I met Sara and Jessie at the test audition. I’ve been a fan of Sara’s since high school. They’re very sweet. Once I got to know them, I was like, “Aw man, they’re so grounded.” You just forget, considering who they are and their careers and what they’ve done over the years. But they’re just so grounded, and were there to figure it out with us. They were also just learning on the go, because this is one of their first TV projects. It’s a very collaborative experience. They were very encouraging. Sara was like a light on set. Any time she came, it was really warm. Jessie, she’s a great director. She was able to push us, and also create a safe space for us, I felt very taken care of.
Prisha’s a musician who plays guitar in an all-female mariachi band. What kind of preparation did you take on in order to get ready for your role?
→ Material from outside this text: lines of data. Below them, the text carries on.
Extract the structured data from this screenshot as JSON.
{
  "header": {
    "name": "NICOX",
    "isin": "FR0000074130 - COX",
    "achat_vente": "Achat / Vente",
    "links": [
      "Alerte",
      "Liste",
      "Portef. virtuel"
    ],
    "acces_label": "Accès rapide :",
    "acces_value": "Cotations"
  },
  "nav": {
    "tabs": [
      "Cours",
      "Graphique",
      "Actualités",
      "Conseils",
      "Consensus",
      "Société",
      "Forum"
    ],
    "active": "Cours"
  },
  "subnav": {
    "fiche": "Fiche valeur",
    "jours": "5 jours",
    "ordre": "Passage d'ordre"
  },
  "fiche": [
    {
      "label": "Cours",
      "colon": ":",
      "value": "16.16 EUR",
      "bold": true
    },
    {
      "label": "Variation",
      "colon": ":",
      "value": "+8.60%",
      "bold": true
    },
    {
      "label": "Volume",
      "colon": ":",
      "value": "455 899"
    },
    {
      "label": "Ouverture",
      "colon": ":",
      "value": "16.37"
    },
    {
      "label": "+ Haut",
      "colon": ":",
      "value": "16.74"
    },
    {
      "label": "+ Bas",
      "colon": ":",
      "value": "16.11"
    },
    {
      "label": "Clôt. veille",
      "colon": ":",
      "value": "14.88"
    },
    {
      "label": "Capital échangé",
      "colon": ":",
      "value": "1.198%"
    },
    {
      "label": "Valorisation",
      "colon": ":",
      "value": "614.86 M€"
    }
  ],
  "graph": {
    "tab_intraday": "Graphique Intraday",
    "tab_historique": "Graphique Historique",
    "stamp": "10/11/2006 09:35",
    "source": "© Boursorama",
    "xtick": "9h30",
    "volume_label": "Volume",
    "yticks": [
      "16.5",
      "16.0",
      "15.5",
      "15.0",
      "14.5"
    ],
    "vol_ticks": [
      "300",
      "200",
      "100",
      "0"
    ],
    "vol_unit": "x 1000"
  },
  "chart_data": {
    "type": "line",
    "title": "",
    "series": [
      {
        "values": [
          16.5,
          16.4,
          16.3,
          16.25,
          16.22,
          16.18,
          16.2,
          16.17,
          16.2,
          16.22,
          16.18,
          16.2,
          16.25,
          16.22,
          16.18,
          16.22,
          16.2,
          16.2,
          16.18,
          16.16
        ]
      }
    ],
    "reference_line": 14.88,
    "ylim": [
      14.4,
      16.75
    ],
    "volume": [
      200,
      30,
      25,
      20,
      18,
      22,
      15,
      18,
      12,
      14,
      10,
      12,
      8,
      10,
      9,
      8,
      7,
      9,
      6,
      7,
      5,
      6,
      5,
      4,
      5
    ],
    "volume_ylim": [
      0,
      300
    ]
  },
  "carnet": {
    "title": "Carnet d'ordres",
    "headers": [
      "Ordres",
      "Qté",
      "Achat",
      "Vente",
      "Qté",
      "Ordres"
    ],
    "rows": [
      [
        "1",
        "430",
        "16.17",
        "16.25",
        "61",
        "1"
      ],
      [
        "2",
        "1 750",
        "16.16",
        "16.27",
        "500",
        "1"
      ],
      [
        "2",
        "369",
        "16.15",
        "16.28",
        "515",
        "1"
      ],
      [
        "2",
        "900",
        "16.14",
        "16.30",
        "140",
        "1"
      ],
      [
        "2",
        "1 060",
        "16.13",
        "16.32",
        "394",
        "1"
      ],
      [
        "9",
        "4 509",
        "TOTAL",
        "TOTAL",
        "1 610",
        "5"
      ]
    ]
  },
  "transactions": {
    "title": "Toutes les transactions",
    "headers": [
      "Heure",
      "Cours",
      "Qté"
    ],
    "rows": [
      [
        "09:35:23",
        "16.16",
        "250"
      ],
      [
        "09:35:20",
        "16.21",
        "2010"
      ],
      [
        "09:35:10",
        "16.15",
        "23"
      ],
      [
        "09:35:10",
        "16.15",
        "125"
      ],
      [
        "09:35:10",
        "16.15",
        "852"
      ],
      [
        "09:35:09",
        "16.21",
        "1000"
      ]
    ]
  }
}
One good thing was I wasn’t unfamiliar with the guitar. I had been playing for a while. I wouldn’t say I was an expert. I had a little bit of experience, and I hadn’t touched it for a while, and then the audition came and they asked us to play an instrument of some sort. I had to do that in front of Sara at the time, so I was sweating. Then it went fine.
Mariachi guitar is its own thing. It was a definite jump in my level of expertise as well. I had an amazing teacher, Nancy Sanchez, and she’s based in L.A., so before I left [for New York], I was taking lessons with her. Then I would Skype every day. I practiced every day for about a month and a half or two months until I had to be on set. We learned three songs, and I learned them from start to end, so even though they showed a little bit of the clip, I learned the entire song. It was so fun. I essentially learned a new skill, and that was a cool experience.
New York City is like its own character in the series. What was it like getting to film on location there with this cast?
I’ve been to New York a couple times, but I was so excited to live in New York for four months. It genuinely felt like a vacation for most of it. It was amazing. I fell in love with New York very quickly, and I have been considering moving there. It was so fun, because a lot of the scenes we actually shot were on the streets of New York. They chose amazing locations, we shot everywhere.
One of the best locations was Governor’s Island for the fifth episode. I had never seen the Statue of Liberty up close. We just had fun for three days on this beautiful, open land. And that was the day we rally bonded [as a cast]. We got deep real quick, and for some of us this was our first big experience, so we were trading stories on that and sharing our excitement.
Favorite song from the season?
I’m such a sap for melodic, sad songs. I don’t know what it is. I love “Dear Hope.” It’s just gorgeous. The first time I heard it, I was like, “This is it. This is my favorite song,” immediately. I think that was the big episode for me, too. My husband and I have been listening to it every day now, and have been trying to memorize it. I’m trying to find chords for it to learn it on the guitar. It’s not out just yet, so I’m like, “Should I message Sara Barailles and ask her for the chords?”
What else can fans expect from Prisha’s story as the season continues?
I think you’re going to see her struggle a bit more. She has to make a decision, and you’re going to see her trying to figure that out, and what that means. She’s going to have to struggle to balance her relationships and find the strength to live her truth, but she’s going to continue being the best friend a girl could have. In that case, she’s such a good friend, so I think you’ll see a lot more of that in the next few episodes. I really hope it works out for her. You’re just going to have to wait and see.
Little Voice, New Episodes, Fridays, Apple TV+